”If could just spend more time doing stuff instead of worrying about it …” (Me, at several points over the years.)
I started this notebook in spring last year and recently filled it up. It contains my first implementation of the system called ”Getting Things Done” (see the book by David Allen with the same name). Let me tell you a little about how it’s going.
The way I organised my work, with to-do lists, calendar, work journal, and routines for dealing with email had pretty much grown organically up until the beginning of this year. I’d gotten some advice, I’d read the odd blog post and column about email and calendar blocking, but beyond some courses in project management (which are a topic for another day), I’d gotten myself very little instruction on how to do any of this. How does one actually keep a good to-do list? Are there principles and best practices? I was aware that Getting Things Done was a thing, and last spring, a mention in passing on the Teaching in Higher Ed podcast prompted me to give it a try.
I read up a little. The book was right there in the university library, unsurprisingly. I also used a blog post by Alberto Taiuti about doing Getting Things Done in a notebook, and read some other writing by researchers about how they use the method (Robert Talbert and Veronika Cheplygina).
There is enough out there about this already that I won’t make my own attempt to explain the method in full, but here are some of the interesting particulars:
You are supposed to be careful about how you organise your to-do lists. You’re supposed to make sure everything on the list is a clear, unambiguous next action that you can start doing when you see it. Everything else that needs thinking, deciding, mulling over, reflecting etc, goes somewhere else, not on your list of thing to do. This means that you can easily pick something off your list and start work on it.
You are supposed to be careful about your calendar. You’re supposed to only put things in there that have a fixed date and time attached, not random reminders or aspirational scheduling of things you would like to do. This means that you can easily look at your calendar and know what your day, week and month look like.
You are supposed to be careful to record everything you think about that matters.
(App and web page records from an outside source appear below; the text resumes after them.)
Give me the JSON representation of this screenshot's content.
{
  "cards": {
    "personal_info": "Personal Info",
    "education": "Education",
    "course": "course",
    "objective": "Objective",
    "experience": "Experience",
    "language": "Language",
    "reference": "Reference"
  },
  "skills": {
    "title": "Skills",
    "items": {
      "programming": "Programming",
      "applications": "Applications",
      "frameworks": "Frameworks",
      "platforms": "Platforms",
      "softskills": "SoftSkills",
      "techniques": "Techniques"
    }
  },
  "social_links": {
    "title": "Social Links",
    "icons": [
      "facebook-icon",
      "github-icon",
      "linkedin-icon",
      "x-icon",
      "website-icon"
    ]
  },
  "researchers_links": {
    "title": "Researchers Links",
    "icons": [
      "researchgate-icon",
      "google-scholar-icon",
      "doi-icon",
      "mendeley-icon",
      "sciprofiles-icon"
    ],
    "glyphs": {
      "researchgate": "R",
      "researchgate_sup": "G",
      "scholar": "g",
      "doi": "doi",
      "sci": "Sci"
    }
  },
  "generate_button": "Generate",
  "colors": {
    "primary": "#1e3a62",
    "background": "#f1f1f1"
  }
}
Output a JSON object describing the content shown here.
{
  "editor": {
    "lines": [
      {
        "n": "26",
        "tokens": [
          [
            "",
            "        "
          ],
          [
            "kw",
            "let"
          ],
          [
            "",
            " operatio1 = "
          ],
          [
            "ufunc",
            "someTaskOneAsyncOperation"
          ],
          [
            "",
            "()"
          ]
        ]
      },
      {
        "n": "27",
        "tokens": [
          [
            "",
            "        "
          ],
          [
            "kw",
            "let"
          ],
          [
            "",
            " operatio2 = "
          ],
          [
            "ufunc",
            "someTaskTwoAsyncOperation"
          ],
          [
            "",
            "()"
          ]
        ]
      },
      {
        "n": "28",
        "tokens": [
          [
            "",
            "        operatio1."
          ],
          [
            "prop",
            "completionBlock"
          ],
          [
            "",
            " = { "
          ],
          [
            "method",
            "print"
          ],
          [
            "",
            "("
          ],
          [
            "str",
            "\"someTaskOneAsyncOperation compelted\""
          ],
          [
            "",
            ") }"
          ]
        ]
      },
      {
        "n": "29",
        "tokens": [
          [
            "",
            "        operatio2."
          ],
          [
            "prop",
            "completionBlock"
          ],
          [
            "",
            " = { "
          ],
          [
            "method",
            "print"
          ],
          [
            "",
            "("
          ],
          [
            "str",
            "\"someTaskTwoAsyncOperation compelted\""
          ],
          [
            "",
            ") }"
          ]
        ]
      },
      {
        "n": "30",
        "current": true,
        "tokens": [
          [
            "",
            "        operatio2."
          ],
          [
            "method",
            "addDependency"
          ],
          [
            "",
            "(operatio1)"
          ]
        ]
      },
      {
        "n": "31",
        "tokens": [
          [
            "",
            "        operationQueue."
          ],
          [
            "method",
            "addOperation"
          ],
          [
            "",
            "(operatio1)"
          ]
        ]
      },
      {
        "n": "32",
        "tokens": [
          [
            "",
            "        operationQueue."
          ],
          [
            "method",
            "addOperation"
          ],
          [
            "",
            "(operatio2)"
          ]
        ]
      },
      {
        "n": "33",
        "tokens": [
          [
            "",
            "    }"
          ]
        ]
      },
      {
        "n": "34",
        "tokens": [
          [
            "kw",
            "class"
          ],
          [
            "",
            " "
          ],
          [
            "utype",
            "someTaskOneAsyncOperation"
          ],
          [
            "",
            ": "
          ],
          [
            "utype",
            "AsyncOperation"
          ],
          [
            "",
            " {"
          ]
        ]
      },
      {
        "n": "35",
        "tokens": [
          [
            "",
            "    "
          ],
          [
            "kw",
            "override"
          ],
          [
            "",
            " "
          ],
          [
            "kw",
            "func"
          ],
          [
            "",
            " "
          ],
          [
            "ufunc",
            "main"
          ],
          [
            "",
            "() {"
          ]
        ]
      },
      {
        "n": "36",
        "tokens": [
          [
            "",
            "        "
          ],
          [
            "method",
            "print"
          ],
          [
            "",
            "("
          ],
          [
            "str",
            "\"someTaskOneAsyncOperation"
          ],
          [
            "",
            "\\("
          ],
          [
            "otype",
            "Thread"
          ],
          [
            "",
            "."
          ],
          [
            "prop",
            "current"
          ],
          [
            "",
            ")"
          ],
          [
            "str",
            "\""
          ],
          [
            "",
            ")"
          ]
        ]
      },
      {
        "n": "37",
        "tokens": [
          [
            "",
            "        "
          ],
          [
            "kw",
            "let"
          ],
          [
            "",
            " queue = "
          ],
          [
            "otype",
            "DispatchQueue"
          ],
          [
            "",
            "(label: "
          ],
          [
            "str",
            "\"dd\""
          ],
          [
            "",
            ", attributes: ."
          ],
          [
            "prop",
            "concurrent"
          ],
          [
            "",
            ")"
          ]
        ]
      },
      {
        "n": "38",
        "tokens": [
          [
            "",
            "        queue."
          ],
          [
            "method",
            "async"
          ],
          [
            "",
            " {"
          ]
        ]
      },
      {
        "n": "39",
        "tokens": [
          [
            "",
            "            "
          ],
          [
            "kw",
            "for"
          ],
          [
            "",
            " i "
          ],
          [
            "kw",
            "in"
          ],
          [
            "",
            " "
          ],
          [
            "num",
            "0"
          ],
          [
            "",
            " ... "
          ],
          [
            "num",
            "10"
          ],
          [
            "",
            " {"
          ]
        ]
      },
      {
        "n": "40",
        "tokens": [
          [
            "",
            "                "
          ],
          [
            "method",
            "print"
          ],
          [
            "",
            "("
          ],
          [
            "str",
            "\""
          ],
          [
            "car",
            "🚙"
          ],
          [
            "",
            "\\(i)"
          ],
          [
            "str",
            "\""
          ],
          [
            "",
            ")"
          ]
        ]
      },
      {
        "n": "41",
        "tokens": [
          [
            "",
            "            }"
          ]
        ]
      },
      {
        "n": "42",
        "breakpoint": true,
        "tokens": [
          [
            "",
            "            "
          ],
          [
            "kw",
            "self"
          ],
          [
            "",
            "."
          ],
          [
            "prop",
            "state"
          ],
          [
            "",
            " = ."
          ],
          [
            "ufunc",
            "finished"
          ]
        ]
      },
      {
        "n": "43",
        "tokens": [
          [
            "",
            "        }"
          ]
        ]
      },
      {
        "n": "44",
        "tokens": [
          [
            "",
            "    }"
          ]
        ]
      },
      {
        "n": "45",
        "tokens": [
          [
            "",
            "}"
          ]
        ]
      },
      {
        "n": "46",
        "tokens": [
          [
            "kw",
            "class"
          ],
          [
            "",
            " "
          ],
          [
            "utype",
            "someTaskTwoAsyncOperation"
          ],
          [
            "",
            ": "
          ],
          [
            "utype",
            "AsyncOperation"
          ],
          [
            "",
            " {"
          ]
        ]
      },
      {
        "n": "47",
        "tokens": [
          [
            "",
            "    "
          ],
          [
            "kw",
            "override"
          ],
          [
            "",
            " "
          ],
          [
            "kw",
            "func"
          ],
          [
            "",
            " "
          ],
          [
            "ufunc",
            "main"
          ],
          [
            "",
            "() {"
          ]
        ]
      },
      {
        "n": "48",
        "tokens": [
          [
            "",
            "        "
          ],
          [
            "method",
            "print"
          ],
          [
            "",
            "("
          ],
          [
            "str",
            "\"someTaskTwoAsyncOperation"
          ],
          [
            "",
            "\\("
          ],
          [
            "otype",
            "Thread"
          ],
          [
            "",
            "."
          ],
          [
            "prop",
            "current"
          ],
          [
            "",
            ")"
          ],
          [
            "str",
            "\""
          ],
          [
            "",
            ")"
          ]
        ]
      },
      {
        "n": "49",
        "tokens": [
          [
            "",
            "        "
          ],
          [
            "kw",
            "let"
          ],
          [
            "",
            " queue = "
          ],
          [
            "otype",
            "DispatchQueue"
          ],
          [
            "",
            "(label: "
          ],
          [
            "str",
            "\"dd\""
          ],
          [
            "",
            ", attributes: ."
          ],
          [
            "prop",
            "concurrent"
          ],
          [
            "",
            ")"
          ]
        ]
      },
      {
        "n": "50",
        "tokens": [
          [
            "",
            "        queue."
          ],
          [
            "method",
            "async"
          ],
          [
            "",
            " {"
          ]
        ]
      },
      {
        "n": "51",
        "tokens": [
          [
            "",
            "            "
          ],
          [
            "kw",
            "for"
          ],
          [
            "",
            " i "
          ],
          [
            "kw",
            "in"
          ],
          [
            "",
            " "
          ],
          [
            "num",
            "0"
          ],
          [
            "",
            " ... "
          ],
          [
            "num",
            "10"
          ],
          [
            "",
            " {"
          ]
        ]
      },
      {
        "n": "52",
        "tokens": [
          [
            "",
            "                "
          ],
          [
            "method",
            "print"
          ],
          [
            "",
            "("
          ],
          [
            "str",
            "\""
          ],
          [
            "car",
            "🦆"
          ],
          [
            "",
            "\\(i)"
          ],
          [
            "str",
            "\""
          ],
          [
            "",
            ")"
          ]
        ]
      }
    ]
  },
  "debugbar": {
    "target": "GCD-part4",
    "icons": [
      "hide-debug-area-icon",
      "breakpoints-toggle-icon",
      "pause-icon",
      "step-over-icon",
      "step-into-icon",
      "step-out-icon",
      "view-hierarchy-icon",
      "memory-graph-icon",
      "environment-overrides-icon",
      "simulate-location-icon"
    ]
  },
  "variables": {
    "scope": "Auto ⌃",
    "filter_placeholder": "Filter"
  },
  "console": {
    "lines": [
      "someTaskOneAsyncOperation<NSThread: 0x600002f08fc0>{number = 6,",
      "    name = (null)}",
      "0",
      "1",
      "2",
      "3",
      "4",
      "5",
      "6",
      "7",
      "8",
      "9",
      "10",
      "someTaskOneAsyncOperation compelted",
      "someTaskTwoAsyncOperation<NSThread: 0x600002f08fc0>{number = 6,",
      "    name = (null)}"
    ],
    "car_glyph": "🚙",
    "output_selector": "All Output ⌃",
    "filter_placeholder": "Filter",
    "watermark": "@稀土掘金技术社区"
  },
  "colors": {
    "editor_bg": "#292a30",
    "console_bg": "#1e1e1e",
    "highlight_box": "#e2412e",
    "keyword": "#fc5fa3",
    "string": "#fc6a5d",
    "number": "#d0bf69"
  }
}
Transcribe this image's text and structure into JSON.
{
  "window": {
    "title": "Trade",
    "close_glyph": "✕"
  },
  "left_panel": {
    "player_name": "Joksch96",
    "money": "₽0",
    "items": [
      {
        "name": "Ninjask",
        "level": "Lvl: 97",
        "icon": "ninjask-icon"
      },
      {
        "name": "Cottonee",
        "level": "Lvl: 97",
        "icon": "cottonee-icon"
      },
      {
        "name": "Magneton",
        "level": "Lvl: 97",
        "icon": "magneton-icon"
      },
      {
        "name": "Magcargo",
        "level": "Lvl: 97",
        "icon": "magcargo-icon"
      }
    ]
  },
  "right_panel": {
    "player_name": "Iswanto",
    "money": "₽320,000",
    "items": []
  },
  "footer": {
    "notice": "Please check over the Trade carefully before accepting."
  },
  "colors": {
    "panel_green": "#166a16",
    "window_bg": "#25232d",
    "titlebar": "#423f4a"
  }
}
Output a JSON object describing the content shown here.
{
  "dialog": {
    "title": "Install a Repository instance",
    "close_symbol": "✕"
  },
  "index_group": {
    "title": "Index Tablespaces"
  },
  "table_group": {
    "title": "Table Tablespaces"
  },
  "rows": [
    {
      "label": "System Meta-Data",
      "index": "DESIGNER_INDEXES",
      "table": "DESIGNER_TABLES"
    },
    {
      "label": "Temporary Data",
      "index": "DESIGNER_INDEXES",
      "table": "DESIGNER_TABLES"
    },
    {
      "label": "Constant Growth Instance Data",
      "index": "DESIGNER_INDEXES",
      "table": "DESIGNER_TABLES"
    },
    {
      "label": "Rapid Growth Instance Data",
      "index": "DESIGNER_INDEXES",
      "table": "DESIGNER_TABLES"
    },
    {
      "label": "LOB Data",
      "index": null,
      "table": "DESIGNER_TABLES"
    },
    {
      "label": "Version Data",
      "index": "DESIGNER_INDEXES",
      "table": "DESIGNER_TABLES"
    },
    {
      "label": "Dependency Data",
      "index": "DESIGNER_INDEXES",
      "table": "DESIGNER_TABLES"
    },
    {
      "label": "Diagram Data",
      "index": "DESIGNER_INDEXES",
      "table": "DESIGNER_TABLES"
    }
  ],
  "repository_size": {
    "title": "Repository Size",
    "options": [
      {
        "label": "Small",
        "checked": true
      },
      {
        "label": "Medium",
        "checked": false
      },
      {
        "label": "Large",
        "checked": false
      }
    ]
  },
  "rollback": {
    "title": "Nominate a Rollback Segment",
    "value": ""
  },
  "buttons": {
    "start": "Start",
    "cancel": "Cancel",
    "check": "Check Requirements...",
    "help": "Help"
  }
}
You’re supposed to take a note as soon as you have a potentially important thought and put it in a dedicated place that you will check and go through regularly. This means that you don’t have to keep things in your head.
This sounds pretty straightforward, doesn’t it? Well, despite having to-do lists, calendars and a habit of note-taking for years, I’ve not been very disciplined about any of this before. My to-do list items have often been vague, too big tasks that are hard to get started on. My calendar has often contained aspirational planning entries that didn’t survive contact with the realities of the workday. I often delude myself that I’ll remember an idea or a decision, to have quietly it slip out of my mind.
Have I become more productive, or less stressed? The honest answer is that I don’t know. I don’t have a reliable way to track either productivity or stress levels, and even if I did: the last year has not really been comparable to the year before, for several reasons. However, I feel like thinking more about how I organise my work makes a difference, and I’ve felt a certain joy working on the process, as well as a certain dread when looking at it all organised in one place. Let’s keep going and see where this takes us.